The iconic Kimberley region has been identified as one of the most prospective regions in the world for shale and tight sands gas production, with an estimated 438 trillion cubic feet of gas within the onshore Canning Basin.
Although still at the early exploration stage, tens of thousands of wells could be drilled in the area if the industry goes to full production, changing the stunning Kimberley landscape forever.
What’s at risk?
The Kimberley has some of the largest intact natural landscapes left in the world.
It is also a culturally rich region, home to a living Aboriginal culture that is many tens of thousands of years old where Traditional Owners have a strong connection to Country. First Nations peoples’ rights, interests in, and knowledge about the land and waters are critical to the region’s future.
The National Heritage-listed Fitzroy River, with its outstanding cultural values, supports a huge array of wildlife including the critically endangered Freshwater Sawfish and 18 species of fish found nowhere else in the world.
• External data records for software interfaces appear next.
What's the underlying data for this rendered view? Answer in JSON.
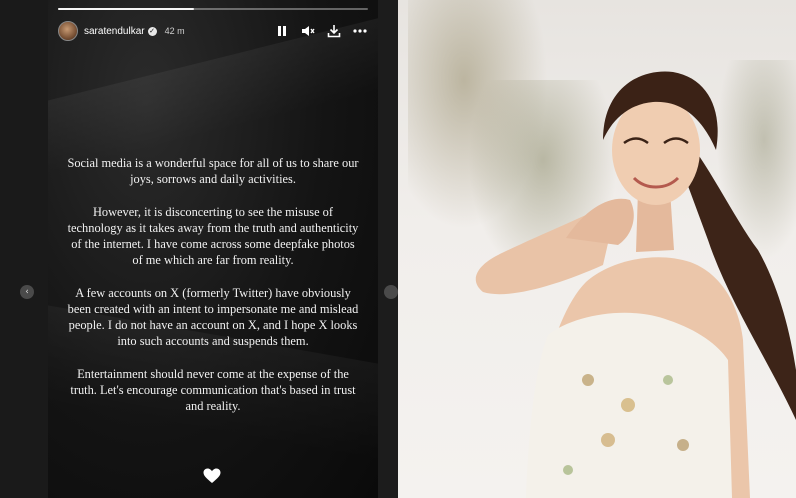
{
  "story": {
    "progress_fraction": 0.44,
    "username": "saratendulkar",
    "time_ago": "42 m",
    "controls": [
      "pause-icon",
      "mute-icon",
      "download-icon",
      "more-icon"
    ],
    "paragraphs": [
      "Social media is a wonderful space for all of us to share our joys, sorrows and daily activities.",
      "However, it is disconcerting to see the misuse of technology as it takes away from the truth and authenticity of the internet. I have come across some deepfake photos of me which are far from reality.",
      "A few accounts on X (formerly Twitter) have obviously been created with an intent to impersonate me and mislead people. I do not have an account on X, and I hope X looks into such accounts and suspends them.",
      "Entertainment should never come at the expense of the truth. Let's encourage communication that's based in trust and reality."
    ],
    "reaction": "heart-icon"
  },
  "colors": {
    "story_bg": "#141414",
    "text": "#f2f2f2",
    "photo_bg": "#f1eeeb"
  }
}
The eucalypt woodland and tall grassland that covers the region and most of northern Australia are the world’s most extensive intact tropical savannahs. The vast Kimberley coast and seas are recognised as being amongst the most intact marine areas in the world.
Gas Projects and Prospects
Yet the Kimberley is under serious threat of industrialisation by the oil and gas industry, keen to exploit the region’s vast fossil fuel reserves despite the impact this will have on the fragile and unique environment and its people. The Kimberley’s annual wet season makes drilling operations and managing wastewater ponds even more risky here than in other parts of Australia. At the same time the expansion of this industry displaces and undermines more sustainable industries such as ranger programs, tourism and renewable energy that could support the region in the long term.
Following immense public pressure, the WA Government banned fracking in parts of WA but left open swathes of land across the state’s agricultural and Kimberley regions for fracking oil and gas fields.
To date, only three wells have been fracked in the Kimberley but already significant issues have occurred. Community members found Buru Energy’s Yulleroo 2 well was leaking greenhouse gases. It was later revealed that this well hadn’t been inspected by any government department for seven years, from when it was drilled until the second leak was reported in 2015. At the Asgard well site near the Fitzroy River, wastewater from the well was found to be radioactive.
Companies are now ramping up to exploit the vast oil and gas reserves under the Kimberley. Gas licences cover large parts of the region with a number of companies involved including Origin Energy, Buru Energy, Theia Energy and Bennett Resources, a subsidiary of Texan frackers Black Mountain Energy.
Black Mountain Energy currently has a proposal for 20 exploration frack wells being assessed by the EPA. The proposal titled ‘Valhalla’ would be just the start as the company plans to exploit the significant unconventional gas resources in the region. Its long term goal for gas extraction, if achieved, could see an estimated 2,000 wells drilled in the Kimberley.
The company recently updated its Valhalla proposal, stating significant increases to its initial estimations. Water use is expected to increase by more than double, from 40 ML, now up to 100 ML per well (over 40 olympic size swimming pools). Hydraulic fracture stimulation (HFS) intervals are up from 50 to 70 per horizontal well, this is a large contributor to the increase in water use, and with more water use and fracks comes more chemical use and truck movements.
The WA Government has said it will grant Black Mountain an exemption from the State's own policy prohibiting the export of onshore gas. Keep in mind, the WA Government's fracking inquiry only considered a small scale domestic market for fracking, not an expansive export scale industry.
Black Mountain is now looking at piping gas from its lease area in the West Kimberley to the Pilbara. Such a pipeline would likely cost around $1.5 billion dollars to build. To justify such an expense thousands of gas-fracking wells would be required.
What would this look like?
The iconic Kimberley would be turned into an industrialised landscape, pockmarked by toxic frack wells, wastewater ponds, pipelines and other oil and gas infrastructure.
Another company planning to frack in the Kimberley, Theia Energy, has likened the geological formation of the region to Eagle Ford Shale in Texas where over 24,000 wells have been drilled and fracked.
Meanwhile, Buru Energy continues to expand oil drilling and gas exploration operations. Buru Energy’s harmful impacts on the region include clearing over 14,000kms for seismic lines to search for oil and gas since 2009, much of it world-renowned tropical savannah. Stretched end-to-end, this would be roughly equivalent in length to the distance between Perth and London.
Check out this map to see which companies have petroleum leases in the Kimberley’s Canning Basin and where.
If this industry can’t be safely managed with just a few wells, the impact of tens of thousands of wells would be catastrophic for this iconic region. Although the WA Government has committed to some safeguards including veto rights for Traditional Owners and freeholders, these protections are yet to be enacted.
Now more than ever, your support is needed to join Traditional Owners and the communities of the Kimberley speaking out to help stop oil and gas companies industrialising this iconic region and to keep the Kimberley frack free.